• [What you should do] The expected response is a copy of every line in the entries below that includes the word "icon".

BEGIN Given records

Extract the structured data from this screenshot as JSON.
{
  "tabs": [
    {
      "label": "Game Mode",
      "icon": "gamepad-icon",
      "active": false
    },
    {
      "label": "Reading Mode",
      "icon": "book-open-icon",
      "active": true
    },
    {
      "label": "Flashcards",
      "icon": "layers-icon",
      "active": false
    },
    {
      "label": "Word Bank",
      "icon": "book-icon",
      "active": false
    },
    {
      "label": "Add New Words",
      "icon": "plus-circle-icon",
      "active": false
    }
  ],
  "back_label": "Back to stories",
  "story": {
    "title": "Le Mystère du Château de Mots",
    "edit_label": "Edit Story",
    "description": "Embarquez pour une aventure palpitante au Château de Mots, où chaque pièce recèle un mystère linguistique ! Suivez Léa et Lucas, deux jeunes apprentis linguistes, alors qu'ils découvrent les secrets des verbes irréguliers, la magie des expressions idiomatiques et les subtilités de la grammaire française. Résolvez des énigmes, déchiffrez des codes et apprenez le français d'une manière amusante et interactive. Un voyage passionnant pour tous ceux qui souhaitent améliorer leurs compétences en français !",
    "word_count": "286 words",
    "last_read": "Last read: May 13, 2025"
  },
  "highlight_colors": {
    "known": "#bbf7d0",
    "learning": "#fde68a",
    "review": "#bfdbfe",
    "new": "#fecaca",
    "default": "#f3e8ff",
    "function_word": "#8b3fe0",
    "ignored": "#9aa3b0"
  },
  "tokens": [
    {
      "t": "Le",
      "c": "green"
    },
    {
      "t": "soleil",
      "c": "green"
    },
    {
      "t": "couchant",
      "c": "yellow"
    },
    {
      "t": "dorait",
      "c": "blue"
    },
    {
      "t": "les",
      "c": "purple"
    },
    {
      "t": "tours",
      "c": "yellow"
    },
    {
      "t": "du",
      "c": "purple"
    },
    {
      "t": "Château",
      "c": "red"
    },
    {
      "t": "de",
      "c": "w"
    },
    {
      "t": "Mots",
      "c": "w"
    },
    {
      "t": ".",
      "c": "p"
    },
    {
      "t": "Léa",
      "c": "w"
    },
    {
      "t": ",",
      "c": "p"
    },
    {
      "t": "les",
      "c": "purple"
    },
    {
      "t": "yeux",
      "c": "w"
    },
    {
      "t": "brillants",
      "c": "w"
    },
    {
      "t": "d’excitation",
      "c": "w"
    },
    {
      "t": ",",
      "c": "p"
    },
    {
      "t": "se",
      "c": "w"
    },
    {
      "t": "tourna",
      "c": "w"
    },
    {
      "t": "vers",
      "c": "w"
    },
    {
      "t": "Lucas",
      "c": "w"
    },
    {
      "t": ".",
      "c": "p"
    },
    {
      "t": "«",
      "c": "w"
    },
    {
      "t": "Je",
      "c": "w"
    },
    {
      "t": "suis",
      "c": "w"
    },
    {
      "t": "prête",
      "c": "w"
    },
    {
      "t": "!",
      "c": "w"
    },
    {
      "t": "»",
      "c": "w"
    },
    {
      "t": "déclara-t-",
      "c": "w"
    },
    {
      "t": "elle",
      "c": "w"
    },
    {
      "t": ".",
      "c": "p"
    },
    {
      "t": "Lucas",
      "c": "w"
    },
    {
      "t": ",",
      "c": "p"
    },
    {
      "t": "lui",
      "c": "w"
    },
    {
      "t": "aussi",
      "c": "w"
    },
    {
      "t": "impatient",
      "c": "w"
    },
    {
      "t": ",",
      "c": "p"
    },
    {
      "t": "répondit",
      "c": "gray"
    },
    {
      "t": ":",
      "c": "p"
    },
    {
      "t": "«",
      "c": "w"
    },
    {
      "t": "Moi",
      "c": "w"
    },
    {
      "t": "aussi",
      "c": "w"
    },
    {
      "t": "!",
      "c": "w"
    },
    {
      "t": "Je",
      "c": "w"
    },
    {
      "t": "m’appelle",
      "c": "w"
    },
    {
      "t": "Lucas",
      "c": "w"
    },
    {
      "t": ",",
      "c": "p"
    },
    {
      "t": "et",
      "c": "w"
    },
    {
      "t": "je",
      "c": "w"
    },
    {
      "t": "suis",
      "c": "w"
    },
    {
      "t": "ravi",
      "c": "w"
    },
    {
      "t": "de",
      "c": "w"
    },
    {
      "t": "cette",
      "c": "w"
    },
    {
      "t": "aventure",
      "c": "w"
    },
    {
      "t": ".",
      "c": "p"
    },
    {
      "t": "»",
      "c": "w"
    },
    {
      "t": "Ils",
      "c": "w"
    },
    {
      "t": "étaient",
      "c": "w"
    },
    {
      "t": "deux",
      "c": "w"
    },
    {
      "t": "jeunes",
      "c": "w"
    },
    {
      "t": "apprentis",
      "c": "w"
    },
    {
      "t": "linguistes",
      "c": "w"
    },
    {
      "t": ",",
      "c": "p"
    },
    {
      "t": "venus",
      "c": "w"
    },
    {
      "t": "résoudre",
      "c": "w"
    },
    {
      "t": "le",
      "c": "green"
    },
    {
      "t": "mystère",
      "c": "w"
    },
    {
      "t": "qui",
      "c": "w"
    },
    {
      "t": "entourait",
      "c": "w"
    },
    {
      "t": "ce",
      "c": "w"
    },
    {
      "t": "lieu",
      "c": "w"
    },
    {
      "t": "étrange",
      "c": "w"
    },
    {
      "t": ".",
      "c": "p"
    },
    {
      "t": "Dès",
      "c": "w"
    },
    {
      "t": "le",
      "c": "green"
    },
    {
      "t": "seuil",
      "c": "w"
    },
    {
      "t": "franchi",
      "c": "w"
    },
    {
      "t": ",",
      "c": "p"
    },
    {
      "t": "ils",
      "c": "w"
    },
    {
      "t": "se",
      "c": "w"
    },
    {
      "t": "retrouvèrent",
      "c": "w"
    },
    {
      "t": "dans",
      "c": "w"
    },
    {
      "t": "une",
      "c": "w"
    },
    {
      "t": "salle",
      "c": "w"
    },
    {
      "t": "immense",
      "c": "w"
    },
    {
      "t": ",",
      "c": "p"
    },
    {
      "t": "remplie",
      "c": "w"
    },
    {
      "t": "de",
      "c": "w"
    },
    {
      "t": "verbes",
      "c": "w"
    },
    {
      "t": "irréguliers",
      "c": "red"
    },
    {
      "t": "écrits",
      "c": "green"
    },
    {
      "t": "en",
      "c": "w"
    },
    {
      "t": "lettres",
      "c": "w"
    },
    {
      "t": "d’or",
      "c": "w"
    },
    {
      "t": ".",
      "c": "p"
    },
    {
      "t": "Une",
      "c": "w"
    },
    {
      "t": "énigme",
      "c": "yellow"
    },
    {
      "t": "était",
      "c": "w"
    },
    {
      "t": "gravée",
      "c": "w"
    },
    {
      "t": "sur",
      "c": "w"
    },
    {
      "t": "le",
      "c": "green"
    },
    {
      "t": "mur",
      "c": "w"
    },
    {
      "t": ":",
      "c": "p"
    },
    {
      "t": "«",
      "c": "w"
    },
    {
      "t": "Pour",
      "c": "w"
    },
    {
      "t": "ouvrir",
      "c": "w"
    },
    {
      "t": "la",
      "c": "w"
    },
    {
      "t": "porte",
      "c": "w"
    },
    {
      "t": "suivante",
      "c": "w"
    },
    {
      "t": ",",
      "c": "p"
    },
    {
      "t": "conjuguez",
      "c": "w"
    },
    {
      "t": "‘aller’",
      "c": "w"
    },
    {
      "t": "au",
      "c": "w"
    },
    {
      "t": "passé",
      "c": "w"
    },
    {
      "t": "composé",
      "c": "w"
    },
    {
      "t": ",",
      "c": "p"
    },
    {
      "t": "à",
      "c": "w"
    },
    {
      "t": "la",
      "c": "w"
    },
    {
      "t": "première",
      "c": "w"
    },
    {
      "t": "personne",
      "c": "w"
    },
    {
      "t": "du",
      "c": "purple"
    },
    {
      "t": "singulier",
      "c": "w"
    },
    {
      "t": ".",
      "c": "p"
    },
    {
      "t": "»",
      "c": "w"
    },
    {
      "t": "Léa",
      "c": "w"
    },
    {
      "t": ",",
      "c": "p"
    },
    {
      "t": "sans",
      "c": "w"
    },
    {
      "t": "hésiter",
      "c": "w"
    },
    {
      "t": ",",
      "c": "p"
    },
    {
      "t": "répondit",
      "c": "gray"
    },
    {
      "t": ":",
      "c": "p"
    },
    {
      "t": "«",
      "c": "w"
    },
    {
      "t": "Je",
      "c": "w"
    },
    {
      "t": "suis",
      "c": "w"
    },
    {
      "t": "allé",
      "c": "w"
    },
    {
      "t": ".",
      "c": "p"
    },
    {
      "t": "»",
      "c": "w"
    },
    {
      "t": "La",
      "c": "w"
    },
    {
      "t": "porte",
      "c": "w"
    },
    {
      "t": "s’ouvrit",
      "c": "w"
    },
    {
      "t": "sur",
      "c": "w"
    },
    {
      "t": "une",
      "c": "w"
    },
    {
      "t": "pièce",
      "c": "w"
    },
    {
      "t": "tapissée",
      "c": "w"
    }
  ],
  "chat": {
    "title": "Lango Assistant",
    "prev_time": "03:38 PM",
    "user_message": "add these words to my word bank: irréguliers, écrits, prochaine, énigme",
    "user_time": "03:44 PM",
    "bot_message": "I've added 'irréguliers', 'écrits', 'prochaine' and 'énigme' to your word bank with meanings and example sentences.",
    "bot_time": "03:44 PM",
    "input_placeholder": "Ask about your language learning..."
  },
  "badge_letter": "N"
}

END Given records

• [Response area]
      "icon": "gamepad-icon",
      "icon": "book-open-icon",
      "icon": "layers-icon",
      "icon": "book-icon",
      "icon": "plus-circle-icon",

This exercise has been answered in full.